Poster Session E, Monday, March 25, 2:30 – 4:30 pm, Pacific Concourse
The Influence of Reasoning Ability and Relational Cueing in Solving Relational Match-to-Sample Problems
Matthew J. Kmiecik1, Alex D. Martin1, Lauren M. Kim1, Rudy Perez1, David M. Martinez1, Ekarin E. Pongpipat1, Daniel C. Krawczyk1,2; 1The University of Texas at Dallas, 2The University of Texas Southwestern Medical Center

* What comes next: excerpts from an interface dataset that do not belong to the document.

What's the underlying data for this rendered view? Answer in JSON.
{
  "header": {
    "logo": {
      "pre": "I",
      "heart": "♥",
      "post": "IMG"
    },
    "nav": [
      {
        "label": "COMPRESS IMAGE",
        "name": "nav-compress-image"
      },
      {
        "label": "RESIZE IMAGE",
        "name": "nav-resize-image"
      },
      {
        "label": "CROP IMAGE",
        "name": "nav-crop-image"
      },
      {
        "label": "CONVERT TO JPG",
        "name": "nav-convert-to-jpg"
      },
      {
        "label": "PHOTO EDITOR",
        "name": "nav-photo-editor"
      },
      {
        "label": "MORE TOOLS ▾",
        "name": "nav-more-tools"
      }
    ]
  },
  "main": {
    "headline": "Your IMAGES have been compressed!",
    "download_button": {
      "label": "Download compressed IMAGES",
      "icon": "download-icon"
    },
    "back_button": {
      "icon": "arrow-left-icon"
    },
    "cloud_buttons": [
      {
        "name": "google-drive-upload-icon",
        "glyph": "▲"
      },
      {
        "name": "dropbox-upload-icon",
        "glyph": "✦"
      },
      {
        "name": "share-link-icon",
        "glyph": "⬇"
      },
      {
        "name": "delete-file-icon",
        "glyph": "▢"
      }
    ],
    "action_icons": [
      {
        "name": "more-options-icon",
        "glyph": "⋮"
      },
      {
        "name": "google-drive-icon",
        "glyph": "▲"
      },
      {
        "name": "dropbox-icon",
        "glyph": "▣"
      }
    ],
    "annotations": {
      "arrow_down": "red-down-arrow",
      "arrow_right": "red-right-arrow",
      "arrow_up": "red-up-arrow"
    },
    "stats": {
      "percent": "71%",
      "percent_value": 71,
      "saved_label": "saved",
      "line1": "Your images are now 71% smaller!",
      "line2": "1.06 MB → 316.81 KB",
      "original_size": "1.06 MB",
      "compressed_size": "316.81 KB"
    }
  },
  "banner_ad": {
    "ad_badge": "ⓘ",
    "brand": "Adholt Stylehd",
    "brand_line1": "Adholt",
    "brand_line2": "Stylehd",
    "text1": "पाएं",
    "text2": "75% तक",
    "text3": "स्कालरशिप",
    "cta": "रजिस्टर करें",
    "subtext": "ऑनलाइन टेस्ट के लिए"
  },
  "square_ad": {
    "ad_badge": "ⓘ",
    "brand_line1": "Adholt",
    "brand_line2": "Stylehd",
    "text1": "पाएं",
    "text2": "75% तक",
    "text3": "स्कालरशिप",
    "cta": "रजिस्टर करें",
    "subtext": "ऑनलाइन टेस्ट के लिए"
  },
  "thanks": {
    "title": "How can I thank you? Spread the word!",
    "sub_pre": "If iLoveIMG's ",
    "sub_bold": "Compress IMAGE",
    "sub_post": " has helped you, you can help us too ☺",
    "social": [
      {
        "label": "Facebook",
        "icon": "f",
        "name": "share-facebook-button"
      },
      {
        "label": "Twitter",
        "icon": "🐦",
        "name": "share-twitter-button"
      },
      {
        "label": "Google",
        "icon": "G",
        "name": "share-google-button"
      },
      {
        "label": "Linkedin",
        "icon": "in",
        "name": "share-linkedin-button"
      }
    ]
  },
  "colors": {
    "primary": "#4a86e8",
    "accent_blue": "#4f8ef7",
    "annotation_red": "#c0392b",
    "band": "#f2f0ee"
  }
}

Performing relational comparisons is considered among the most intelligent cognitive capacities. Animal studies have demonstrated that chimpanzees and crows are capable of relational reasoning with second-order relationships (e.g., analogies); however, it has been hypothesized that only humans are capable of reasoning with third-order relationships. Exploring this process in humans, we were interested in understanding the relationship between relational reasoning performance in varying performers given different instructions. To investigate this, participants were presented relational match-to-sample problems that varied in relational complexity: perceptual, analogical, and system mappings. Problem types were presented with minimal instruction, no practice, and randomly across four blocks. The participants received feedback after each attempt and an instructional manipulation was given to facilitate relational thinking. Performance types (high vs. low) were defined to understand individual differences in reasoning ability. Results showed that performance decreased with greater relational complexity; however, the participants’ rate of learning the three relational structures depended on performance level and whether the instructional manipulation was given. Specifically, high performers more accurately solved analogical mappings and demonstrated a curvilinear learning rate across block, such that system mapping performance decreased before increasing across the experiment. High performers also had higher visual working memory scores and better verbal and scene analogy performance. The instructional manipulation was a much weaker effect than performance type but resulted in participants learning the analogical mapping structure at a faster rate. Humans’ ability to learn complex relational comparisons with minimal instruction/feedback is associated with working memory ability and improved by relational cueing.
Topic Area: THINKING: Reasoning